8. Having carefully considered the decision of the Judge Khan, I am satisfied that the FtT Judge fell into a legal error in the appraisal of the evidence. The principles set out in Devaseelan [2002] UKAIT 00702, applied to the appeal before Judge Khan and the determination of Judge Moxon stood as an assessment of the claim that the appellant was making at the time of the first determination. The relationship between the appellant and her partner is an important factor that goes to the core of the appellant's claim. The appellant had provided evidence regarding her relationship and Judge Khan accepted the appellant and her partner are in a genuine relationship. The assessment of such a claim is always a highly fact sensitive task. In view of the evidence now available and the findings made by him, Judge Khan was required to consider the evidence as a whole and to consider the extent to which the previous findings made by Judge Moxon were now undermined and could not be relied upon.
9. As the Judge failed to properly address the core of the appellant's claim, the matter will need to be heard afresh with no findings preserved. I have decided that it is appropriate to remit this appeal back to the First-tier Tribunal, having considered paragraph 7.2 of the Senior President's Practice Statement of 25th September 2012. In my view, in determining the appeal, the nature and extent of any judicial fact-finding necessary will be extensive.
10. The parties will be advised of the date of the First-tier Tribunal hearing in due course.
Notice of Decision
11. The appeal is allowed and the decision of FtT Judge M A Khan promulgated on 2nd December 2019 is set aside.
12. The appeal is remitted to the FtT for a fresh hearing of the appeal with no findings preserved.
13. I make an anonymity direction.
Signed V. Mandalia Date: 1st September 2020

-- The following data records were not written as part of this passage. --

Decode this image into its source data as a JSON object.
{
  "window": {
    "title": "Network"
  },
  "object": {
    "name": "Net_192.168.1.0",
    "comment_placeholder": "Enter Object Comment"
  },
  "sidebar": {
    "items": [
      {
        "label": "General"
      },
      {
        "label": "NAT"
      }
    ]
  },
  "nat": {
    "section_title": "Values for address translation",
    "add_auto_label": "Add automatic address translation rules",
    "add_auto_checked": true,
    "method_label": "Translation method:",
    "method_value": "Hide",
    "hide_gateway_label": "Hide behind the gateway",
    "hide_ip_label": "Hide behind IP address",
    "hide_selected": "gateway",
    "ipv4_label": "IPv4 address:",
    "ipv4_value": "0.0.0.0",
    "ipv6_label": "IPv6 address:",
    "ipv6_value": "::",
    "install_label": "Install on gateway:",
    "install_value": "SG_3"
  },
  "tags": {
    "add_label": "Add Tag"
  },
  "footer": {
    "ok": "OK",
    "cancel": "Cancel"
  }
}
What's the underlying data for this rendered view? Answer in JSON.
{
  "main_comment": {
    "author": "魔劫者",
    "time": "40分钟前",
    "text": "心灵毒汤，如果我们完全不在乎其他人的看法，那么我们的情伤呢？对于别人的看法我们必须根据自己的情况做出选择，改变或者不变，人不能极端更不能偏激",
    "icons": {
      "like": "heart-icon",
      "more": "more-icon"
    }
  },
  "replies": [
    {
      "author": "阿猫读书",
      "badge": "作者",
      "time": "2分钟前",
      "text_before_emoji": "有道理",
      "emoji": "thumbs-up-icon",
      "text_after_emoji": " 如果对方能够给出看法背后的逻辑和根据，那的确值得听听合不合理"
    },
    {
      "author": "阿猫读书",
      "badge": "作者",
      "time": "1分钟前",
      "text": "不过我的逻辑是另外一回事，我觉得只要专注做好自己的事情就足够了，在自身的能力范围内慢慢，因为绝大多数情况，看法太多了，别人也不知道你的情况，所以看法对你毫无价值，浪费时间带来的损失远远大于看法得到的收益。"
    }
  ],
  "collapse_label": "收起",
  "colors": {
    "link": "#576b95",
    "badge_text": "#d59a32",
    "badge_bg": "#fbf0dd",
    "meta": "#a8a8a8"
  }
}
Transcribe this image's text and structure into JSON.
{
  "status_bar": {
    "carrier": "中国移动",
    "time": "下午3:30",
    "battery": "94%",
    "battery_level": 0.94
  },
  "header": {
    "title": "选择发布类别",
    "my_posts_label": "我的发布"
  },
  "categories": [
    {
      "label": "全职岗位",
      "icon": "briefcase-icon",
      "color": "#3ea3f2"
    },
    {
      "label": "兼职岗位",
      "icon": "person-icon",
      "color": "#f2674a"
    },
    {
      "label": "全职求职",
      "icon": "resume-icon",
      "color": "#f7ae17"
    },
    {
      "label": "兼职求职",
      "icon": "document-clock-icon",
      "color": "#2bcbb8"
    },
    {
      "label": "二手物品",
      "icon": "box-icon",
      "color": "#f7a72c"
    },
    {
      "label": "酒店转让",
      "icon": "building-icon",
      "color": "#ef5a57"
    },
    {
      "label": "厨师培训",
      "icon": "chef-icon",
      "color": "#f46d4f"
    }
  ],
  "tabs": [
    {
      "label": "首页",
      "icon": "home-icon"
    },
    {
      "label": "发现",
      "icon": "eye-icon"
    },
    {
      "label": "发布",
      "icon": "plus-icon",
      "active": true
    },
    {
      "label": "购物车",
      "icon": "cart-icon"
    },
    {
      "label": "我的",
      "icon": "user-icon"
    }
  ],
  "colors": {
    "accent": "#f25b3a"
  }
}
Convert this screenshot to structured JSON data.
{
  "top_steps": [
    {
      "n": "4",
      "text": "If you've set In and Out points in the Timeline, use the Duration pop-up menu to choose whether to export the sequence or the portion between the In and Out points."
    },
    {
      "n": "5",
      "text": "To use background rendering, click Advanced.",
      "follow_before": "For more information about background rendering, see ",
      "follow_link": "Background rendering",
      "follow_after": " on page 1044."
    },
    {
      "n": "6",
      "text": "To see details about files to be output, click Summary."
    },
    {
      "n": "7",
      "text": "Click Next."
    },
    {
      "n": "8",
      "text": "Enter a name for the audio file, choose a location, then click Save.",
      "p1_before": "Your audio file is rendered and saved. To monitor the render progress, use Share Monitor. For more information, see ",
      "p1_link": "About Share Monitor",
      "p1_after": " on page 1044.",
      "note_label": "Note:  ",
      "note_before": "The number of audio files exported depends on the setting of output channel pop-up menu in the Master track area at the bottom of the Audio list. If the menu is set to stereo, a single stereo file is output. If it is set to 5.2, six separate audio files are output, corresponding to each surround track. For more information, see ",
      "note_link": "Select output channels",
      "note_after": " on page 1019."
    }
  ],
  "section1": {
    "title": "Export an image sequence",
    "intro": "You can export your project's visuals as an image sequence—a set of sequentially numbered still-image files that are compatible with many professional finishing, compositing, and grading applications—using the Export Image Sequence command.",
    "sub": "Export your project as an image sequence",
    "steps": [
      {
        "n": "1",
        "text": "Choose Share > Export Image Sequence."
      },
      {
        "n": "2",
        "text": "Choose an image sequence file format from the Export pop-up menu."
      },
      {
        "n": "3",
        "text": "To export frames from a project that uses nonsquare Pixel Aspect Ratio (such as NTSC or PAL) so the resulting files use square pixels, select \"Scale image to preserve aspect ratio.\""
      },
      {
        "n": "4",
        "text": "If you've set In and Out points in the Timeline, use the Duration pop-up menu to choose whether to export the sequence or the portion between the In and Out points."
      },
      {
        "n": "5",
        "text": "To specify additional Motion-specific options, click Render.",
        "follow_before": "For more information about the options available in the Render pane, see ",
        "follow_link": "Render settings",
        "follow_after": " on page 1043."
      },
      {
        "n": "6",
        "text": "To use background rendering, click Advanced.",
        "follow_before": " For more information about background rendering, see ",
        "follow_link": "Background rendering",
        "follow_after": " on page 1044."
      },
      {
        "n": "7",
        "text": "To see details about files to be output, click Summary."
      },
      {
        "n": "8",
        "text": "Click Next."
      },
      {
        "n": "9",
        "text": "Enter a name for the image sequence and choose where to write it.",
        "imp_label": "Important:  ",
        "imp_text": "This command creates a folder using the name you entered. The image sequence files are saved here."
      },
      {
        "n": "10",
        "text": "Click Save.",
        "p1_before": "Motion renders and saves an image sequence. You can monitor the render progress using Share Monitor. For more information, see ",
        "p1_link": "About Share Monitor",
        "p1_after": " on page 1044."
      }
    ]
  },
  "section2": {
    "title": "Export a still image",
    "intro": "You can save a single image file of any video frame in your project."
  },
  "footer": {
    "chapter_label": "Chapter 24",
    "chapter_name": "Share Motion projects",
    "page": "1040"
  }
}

Upper Tribunal Judge Mandalia

I have allowed the appeal and remitted the matter to the FtT for hearing afresh. In any event, no fee is payable and there can be no fee award.

Signed V. Mandalia 1st September 2020

Upper Tribunal Judge Mandalia